History and urban agriculture come together at the Queens County Farm Museum, and it’s incredible and inspiring. Spanning 47 acres, this magnificently preserved working farm is the biggest undisturbed agricultural area in New York City, and it has been operating without interruption since 1697! The NYC Department of Parks & Recreation owns the farm, and it’s protected as a member of the Historic House Trust of NYC. And guess what? You can go visit 7 days a week!
Focusing on sustainable agriculture, the farm is most important to me because it offers kids a chance to learn about what food really is and where it comes from. Many children that grow up in an urban environment like New York, especially those from low income areas, have never seen a farm and have a difficult time conceptualizing how the food they eat at home gets to their plate. Sure, it came from the store, but what happened before that? The Queens County Farm has everything a parent, teacher, or caregiver needs to explain what healthy food is, how it’s made, and how fun it can be to grow it! And it’s FREE, FREE, FREE! (Unless you come with your school or another large organization.)
Here’s a list of all the amazing things you can check out if you go visit!
- Herb Garden
- Chicken Coop
- Cow Shed
- Bee Hives
- Planting Fields
- Duck Pond
- Sheep Pastures
- Cow Barn

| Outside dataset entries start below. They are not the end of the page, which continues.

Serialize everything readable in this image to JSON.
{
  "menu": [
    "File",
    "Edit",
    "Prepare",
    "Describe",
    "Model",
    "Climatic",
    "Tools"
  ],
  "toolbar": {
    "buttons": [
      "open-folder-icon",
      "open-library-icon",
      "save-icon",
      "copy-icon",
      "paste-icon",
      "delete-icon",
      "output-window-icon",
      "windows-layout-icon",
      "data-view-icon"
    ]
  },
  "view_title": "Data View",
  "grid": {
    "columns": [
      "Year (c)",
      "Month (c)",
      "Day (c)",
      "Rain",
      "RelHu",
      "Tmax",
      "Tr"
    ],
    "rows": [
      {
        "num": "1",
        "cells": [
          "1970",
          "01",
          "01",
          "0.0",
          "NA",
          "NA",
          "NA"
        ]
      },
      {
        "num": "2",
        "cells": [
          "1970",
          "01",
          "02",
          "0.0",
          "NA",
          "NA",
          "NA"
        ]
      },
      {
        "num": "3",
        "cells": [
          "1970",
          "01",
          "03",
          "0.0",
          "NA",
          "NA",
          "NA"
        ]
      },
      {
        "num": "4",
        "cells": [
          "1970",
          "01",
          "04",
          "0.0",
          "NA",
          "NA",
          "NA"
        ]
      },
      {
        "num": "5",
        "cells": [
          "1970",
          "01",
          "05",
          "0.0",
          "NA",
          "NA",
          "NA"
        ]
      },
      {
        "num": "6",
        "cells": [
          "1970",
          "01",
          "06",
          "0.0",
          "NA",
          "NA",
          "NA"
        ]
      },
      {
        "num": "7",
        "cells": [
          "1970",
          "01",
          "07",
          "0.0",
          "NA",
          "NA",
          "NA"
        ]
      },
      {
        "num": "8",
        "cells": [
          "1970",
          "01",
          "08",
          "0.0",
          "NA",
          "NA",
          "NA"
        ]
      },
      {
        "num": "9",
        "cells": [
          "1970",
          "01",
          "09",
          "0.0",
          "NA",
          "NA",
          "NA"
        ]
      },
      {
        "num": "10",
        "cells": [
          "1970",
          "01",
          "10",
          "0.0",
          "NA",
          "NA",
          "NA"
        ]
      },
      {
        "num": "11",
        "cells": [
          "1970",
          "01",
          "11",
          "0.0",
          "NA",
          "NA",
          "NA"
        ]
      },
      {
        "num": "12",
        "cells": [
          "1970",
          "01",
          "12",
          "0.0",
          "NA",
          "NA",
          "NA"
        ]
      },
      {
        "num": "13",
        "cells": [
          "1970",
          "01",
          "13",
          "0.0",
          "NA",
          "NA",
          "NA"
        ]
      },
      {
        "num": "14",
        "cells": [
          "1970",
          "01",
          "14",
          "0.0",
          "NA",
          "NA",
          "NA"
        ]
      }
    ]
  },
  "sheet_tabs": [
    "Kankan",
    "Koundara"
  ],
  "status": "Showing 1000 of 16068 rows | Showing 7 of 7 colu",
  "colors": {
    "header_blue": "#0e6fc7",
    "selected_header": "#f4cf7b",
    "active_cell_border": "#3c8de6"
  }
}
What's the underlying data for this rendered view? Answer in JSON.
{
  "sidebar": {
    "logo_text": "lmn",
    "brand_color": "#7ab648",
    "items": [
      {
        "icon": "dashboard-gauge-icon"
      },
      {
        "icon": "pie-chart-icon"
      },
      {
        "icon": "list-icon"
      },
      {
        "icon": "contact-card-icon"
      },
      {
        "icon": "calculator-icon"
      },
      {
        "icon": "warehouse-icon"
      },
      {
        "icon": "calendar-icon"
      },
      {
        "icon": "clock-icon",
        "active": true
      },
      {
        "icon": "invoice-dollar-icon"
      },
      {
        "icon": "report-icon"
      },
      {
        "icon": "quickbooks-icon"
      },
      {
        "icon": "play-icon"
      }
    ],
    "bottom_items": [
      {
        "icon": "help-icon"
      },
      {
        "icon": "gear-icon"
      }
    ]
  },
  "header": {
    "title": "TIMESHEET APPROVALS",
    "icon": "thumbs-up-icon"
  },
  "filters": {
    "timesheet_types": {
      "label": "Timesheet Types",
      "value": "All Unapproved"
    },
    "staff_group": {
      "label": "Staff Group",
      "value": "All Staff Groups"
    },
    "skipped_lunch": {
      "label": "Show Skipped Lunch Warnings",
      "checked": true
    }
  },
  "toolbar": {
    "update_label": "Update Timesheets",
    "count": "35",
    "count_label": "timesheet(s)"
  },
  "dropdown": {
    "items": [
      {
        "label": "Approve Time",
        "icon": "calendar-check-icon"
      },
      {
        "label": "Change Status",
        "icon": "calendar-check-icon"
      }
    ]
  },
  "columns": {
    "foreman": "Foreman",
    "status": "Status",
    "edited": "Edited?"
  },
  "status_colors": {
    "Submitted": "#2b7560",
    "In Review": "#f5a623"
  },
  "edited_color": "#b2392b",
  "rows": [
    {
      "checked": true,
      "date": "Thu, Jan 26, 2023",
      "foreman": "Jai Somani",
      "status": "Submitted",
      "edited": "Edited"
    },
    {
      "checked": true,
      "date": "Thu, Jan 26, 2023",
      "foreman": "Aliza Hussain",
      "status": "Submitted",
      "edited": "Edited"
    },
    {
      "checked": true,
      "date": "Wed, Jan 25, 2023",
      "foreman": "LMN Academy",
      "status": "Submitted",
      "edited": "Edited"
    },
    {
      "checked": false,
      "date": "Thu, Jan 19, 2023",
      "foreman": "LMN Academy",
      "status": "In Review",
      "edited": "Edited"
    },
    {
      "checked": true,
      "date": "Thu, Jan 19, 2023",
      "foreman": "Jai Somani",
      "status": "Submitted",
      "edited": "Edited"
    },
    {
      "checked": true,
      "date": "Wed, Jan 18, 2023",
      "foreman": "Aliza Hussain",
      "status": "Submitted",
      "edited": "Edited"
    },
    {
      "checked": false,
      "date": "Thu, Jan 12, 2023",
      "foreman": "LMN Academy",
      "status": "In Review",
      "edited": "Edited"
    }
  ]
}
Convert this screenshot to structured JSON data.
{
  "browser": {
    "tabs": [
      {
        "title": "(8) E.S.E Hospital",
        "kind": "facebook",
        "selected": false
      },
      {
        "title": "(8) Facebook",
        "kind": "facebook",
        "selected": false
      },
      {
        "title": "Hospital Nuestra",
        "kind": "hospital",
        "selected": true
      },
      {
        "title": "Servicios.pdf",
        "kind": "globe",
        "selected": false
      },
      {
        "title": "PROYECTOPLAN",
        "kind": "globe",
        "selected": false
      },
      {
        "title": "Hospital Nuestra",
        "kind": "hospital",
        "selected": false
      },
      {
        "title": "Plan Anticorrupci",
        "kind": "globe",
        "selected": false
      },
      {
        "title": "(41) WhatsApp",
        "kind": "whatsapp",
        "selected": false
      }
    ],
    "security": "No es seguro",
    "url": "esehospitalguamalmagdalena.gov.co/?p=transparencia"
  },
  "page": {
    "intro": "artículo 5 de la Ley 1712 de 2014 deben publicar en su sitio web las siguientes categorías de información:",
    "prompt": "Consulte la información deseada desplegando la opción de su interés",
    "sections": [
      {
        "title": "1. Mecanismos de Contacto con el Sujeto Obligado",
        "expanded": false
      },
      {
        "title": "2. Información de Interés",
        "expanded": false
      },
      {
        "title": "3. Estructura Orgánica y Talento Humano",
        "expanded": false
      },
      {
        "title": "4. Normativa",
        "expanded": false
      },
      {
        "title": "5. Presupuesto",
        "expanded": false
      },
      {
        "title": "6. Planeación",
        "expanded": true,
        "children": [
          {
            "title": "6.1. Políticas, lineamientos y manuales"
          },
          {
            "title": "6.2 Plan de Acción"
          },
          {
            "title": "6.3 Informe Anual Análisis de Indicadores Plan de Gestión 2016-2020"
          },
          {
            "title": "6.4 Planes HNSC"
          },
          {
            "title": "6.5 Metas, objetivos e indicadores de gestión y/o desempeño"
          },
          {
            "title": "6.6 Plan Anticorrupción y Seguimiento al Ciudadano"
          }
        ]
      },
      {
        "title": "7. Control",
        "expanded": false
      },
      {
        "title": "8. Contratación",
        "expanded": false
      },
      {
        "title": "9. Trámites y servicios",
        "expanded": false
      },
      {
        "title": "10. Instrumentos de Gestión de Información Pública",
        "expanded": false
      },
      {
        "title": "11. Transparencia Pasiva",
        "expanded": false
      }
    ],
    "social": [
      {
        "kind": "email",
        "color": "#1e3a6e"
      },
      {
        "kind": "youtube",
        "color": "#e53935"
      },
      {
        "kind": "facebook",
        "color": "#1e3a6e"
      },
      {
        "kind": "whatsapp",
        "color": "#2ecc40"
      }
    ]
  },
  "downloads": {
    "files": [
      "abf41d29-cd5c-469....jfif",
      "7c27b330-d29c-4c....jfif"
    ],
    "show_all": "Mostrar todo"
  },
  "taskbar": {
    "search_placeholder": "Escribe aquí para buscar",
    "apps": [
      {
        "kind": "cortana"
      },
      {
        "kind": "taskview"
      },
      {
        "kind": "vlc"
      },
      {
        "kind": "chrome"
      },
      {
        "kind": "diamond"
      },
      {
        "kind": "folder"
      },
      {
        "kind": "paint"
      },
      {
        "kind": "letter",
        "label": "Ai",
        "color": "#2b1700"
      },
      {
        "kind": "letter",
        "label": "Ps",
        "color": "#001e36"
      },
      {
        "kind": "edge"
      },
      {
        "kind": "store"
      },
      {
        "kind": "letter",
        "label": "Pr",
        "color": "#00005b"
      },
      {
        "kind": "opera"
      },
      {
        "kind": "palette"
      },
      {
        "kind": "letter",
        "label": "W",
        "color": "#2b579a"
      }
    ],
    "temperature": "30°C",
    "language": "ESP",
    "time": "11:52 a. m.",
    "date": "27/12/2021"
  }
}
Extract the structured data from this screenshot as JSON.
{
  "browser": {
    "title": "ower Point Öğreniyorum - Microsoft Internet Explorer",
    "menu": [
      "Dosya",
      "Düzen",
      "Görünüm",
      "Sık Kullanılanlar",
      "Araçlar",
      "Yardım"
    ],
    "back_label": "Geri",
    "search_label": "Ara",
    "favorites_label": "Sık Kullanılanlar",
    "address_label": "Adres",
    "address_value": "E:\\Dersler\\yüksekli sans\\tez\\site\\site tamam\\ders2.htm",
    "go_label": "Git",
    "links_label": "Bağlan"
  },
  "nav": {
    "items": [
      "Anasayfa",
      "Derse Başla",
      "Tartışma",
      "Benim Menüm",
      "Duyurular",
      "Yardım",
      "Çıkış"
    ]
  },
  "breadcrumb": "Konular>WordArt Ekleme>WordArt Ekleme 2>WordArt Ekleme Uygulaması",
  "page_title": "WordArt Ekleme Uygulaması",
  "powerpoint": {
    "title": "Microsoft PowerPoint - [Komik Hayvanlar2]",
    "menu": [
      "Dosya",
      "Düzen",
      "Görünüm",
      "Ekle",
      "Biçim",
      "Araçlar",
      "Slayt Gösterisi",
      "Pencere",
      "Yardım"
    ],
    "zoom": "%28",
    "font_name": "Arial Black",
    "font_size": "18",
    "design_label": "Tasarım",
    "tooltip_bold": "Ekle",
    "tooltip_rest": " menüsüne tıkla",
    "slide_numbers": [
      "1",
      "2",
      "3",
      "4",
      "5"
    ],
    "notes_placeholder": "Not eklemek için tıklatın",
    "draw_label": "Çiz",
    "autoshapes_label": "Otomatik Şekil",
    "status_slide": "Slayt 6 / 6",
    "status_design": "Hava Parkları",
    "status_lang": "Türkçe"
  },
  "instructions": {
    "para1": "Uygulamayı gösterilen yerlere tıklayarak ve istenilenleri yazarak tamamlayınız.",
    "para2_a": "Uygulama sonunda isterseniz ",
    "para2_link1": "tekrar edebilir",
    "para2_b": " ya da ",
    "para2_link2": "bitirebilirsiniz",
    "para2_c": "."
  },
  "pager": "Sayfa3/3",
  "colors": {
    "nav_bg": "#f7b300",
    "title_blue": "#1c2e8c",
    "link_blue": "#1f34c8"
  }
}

If you can’t make it to the farm itself, starting June1st you can buy fresh foods grown on the farm from their vegetable stand at Union Square Greenmarket every Friday. There’s a corn maze in the fall, and they constantly have cultural events open to the public, like the 34th Annual Thunderbird American Indian Mid-Summer Pow Wow. This farm is a gem, and an invaluable community resource. Take advantage of it.